» Prompt
In the entries below, find the lines with the word "thumb" and copy them.

┌─ Material supplied

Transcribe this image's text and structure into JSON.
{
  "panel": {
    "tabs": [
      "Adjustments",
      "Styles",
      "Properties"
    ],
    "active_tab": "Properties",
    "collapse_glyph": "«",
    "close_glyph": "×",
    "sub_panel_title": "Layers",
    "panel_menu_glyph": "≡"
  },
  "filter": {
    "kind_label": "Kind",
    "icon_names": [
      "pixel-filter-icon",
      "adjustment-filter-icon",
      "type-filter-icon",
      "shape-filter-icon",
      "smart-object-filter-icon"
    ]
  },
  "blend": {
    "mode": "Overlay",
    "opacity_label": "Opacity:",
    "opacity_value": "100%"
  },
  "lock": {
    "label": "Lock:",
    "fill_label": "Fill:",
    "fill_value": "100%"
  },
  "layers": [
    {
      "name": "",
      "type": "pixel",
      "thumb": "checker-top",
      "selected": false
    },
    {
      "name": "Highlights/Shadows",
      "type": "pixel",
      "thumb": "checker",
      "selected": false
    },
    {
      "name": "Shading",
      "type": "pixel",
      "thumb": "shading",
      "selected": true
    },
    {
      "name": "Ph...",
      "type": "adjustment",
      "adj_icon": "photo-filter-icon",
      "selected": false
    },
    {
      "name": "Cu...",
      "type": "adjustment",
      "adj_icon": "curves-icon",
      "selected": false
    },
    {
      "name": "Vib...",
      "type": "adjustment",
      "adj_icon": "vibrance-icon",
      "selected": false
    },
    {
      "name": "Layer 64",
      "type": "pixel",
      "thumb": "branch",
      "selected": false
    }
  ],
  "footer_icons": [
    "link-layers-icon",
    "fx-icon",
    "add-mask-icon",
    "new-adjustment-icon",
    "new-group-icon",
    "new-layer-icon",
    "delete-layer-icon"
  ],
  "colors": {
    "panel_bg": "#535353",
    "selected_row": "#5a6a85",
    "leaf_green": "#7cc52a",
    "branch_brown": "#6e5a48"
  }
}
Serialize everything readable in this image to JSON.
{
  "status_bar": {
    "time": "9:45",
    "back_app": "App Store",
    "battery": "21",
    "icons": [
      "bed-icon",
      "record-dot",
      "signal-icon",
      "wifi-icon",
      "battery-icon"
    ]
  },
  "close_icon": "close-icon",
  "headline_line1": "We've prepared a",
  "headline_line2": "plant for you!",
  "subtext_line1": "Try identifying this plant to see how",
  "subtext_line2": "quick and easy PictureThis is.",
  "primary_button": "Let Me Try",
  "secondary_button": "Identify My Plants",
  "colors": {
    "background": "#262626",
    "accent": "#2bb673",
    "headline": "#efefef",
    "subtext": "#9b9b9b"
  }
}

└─

» Exercise output
      "thumb": "checker-top",
      "thumb": "checker",
      "thumb": "shading",
      "thumb": "branch",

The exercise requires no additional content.